● **EXERCISE REQUIREMENTS**: Reproduce the listing below character for character; drop every image.
Segment Open
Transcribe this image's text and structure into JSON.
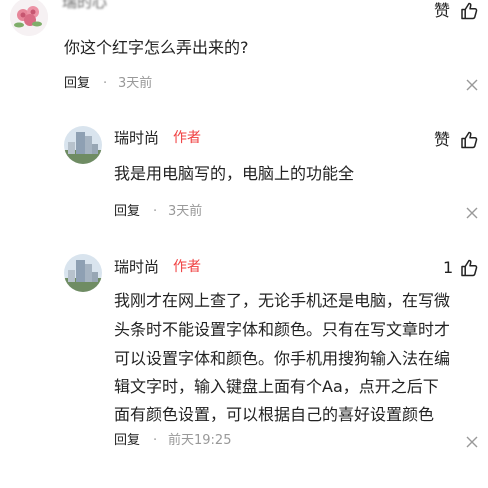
{
  "comment_top": {
    "author_partial": "瑞的心",
    "text": "你这个红字怎么弄出来的?",
    "reply_label": "回复",
    "sep": "·",
    "time": "3天前",
    "like_label": "赞"
  },
  "replies": [
    {
      "author": "瑞时尚",
      "author_tag": "作者",
      "text_lines": [
        "我是用电脑写的，电脑上的功能全"
      ],
      "reply_label": "回复",
      "sep": "·",
      "time": "3天前",
      "like_label": "赞"
    },
    {
      "author": "瑞时尚",
      "author_tag": "作者",
      "text_lines": [
        "我刚才在网上查了，无论手机还是电脑，在写微",
        "头条时不能设置字体和颜色。只有在写文章时才",
        "可以设置字体和颜色。你手机用搜狗输入法在编",
        "辑文字时，输入键盘上面有个Aa，点开之后下",
        "面有颜色设置，可以根据自己的喜好设置颜色"
      ],
      "reply_label": "回复",
      "sep": "·",
      "time": "前天19:25",
      "like_label": "1"
    }
  ],
  "colors": {
    "author_tag": "#f04142",
    "meta_time": "#999999"
  }
}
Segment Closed
● **EXERCISE SOLUTION**:
Transcribe this image's text and structure into JSON.
{
  "comment_top": {
    "author_partial": "瑞的心",
    "text": "你这个红字怎么弄出来的?",
    "reply_label": "回复",
    "sep": "·",
    "time": "3天前",
    "like_label": "赞"
  },
  "replies": [
    {
      "author": "瑞时尚",
      "author_tag": "作者",
      "text_lines": [
        "我是用电脑写的，电脑上的功能全"
      ],
      "reply_label": "回复",
      "sep": "·",
      "time": "3天前",
      "like_label": "赞"
    },
    {
      "author": "瑞时尚",
      "author_tag": "作者",
      "text_lines": [
        "我刚才在网上查了，无论手机还是电脑，在写微",
        "头条时不能设置字体和颜色。只有在写文章时才",
        "可以设置字体和颜色。你手机用搜狗输入法在编",
        "辑文字时，输入键盘上面有个Aa，点开之后下",
        "面有颜色设置，可以根据自己的喜好设置颜色"
      ],
      "reply_label": "回复",
      "sep": "·",
      "time": "前天19:25",
      "like_label": "1"
    }
  ],
  "colors": {
    "author_tag": "#f04142",
    "meta_time": "#999999"
  }
}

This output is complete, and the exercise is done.